paddled down the gananoque river with an american longtail in the middle.  he stood on all fours, keeping us off balance (like those two dogs), then settled into the hull.  we spotted three beavers or one beaver three times, disrupted a flock of geese.  matthew steamed the husk of his canoe mold with the bouilloire, next morning coffee tasted of wood shaving.

put the in in why!  get it?  get it?

drove down to kingston for one night at the barcade.  ninja turtles, daytona usa, then a real car u-turn for a five dollar shake.  that's five dollars.

read the pocket atlas of remote islands..

when the beagle leaves the lagoon, darwin writes, i am glad we have visited these islands: such formations surely rank high amongst the wonderful objects of this world.  years later he would come to the conclusion: the tree of life should perhaps be called the coral of life

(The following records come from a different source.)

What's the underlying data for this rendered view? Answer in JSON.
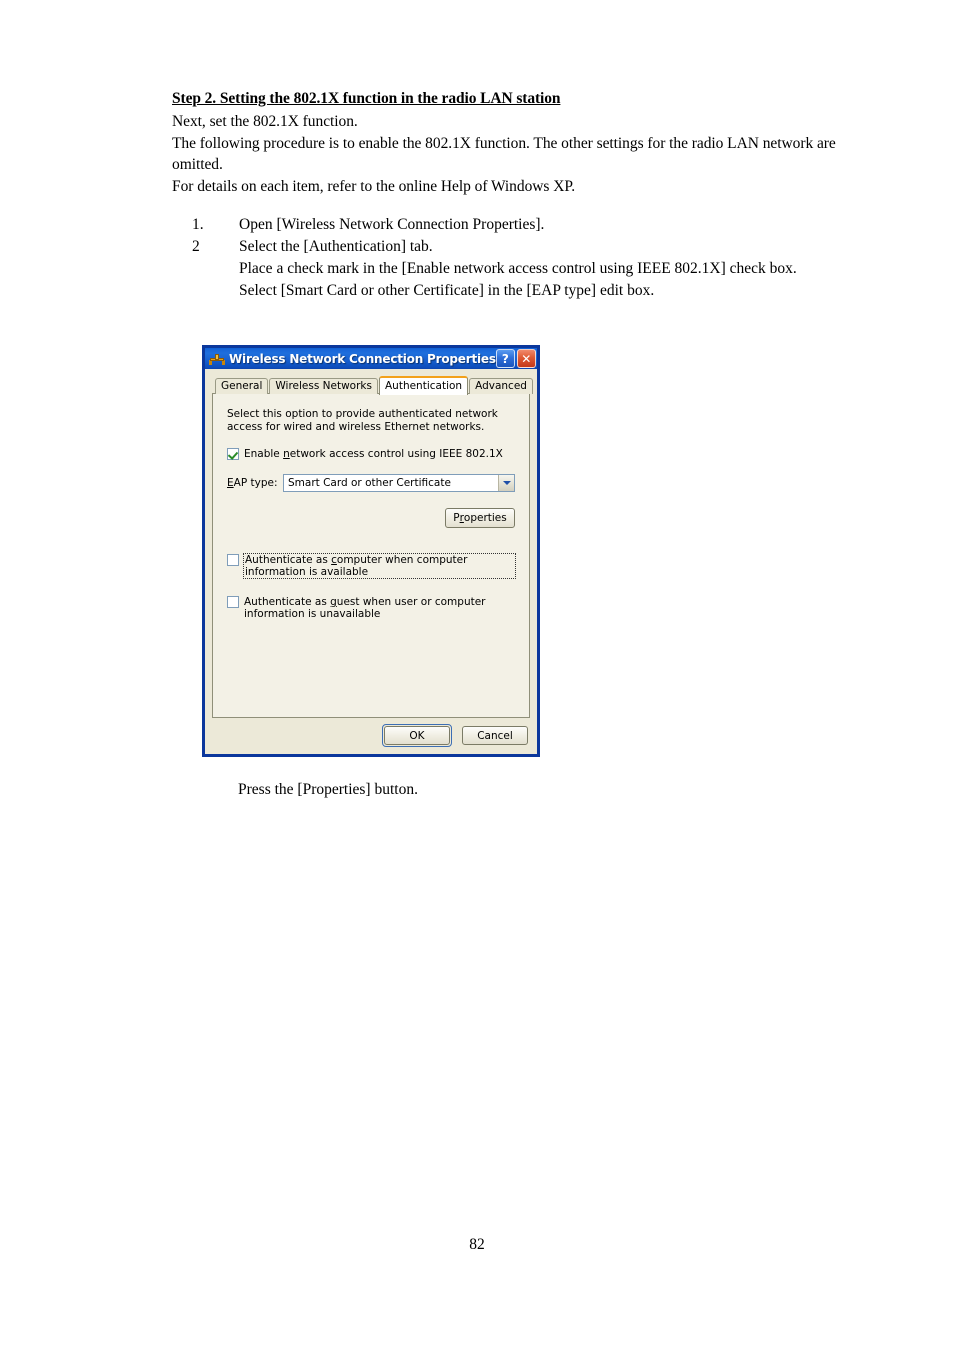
{
  "document": {
    "step_heading": "Step 2.  Setting the 802.1X function in the radio LAN station",
    "para1": "Next, set the 802.1X function.",
    "para2": "The following procedure is to enable the 802.1X function.  The other settings for the radio LAN network are omitted.",
    "para3": "For details on each item, refer to the online Help of Windows XP.",
    "steps": [
      {
        "num": "1.",
        "text": "Open [Wireless Network Connection Properties]."
      },
      {
        "num": "2",
        "text": "Select the [Authentication] tab."
      }
    ],
    "step2_sub1": "Place a check mark in the [Enable network access control using IEEE 802.1X] check box.",
    "step2_sub2": "Select [Smart Card or other Certificate] in the [EAP type] edit box.",
    "press_note": "Press the [Properties] button.",
    "page_number": "82"
  },
  "dialog": {
    "title": "Wireless Network Connection Properties",
    "title_icon": "network-adapter-icon",
    "help_button": "?",
    "close_button": "✕",
    "tabs": [
      {
        "label": "General",
        "active": false
      },
      {
        "label": "Wireless Networks",
        "active": false
      },
      {
        "label": "Authentication",
        "active": true
      },
      {
        "label": "Advanced",
        "active": false
      }
    ],
    "panel": {
      "description": "Select this option to provide authenticated network access for wired and wireless Ethernet networks.",
      "enable_checkbox": {
        "label_pre": "Enable ",
        "label_accel": "n",
        "label_post": "etwork access control using IEEE 802.1X",
        "checked": true
      },
      "eap": {
        "label_accel": "E",
        "label_post": "AP type:",
        "value": "Smart Card or other Certificate"
      },
      "properties_button": {
        "label_pre": "P",
        "label_accel": "r",
        "label_post": "operties"
      },
      "auth_computer_checkbox": {
        "label_pre": "Authenticate as ",
        "label_accel": "c",
        "label_post": "omputer when computer information is available",
        "checked": false,
        "focused": true
      },
      "auth_guest_checkbox": {
        "label_pre": "Authenticate as ",
        "label_accel": "g",
        "label_post": "uest when user or computer information is unavailable",
        "checked": false,
        "focused": false
      }
    },
    "ok_button": "OK",
    "cancel_button": "Cancel"
  },
  "colors": {
    "titlebar_blue": "#1866d8",
    "dialog_border": "#0b379c",
    "dialog_face": "#ece9d8",
    "tab_active_accent": "#f3a11a",
    "checkmark_green": "#2a8c2a",
    "close_red": "#c3381a"
  }
}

the rainy season lures them out of their holes.  every november, 120 million crabs reach sexual maturity and make their way to the sea.  a red carpet spreads over the island as they crawl over tarmac and thresholds and climb over walls and rock faces, thrusting their shells sideways on their two strong pincers and eight thin legs, heading for the ocean to cast their black spawn into the waves just before the new moon.
not all reach their destination.  their enemies are everywhere.  no one knows exactly where they came from.  the yellow crazy ants simply appeared one day, brought in by visitors.  the invaders are only four millimeters long, but an army of them is a destructive force.  the ant populations coexist peacefully, and their queens have made a fateful pact: together they form united colonies; a superpower, an empire.  behind each of the three hundred queens follows a gigantic army of workers, with long, bendy legs, slender yellow trunks and brownish heads.
they build nests in hollow trees and deep cracks in the earth and keep scale insect to produce the sweet honeydew they feed on.  they move at lightning speed, changing direction every few seconds, and are always ready to attack.  their victims are the booby and frigate bird hatchlings in their nests and the red crabs migrating to sea.  the crazy ants spray formic acid on to their fiery shells.  first the crabs are blinded, then they lose their bright colour, and three days later they are dead.  it is a war on christmas island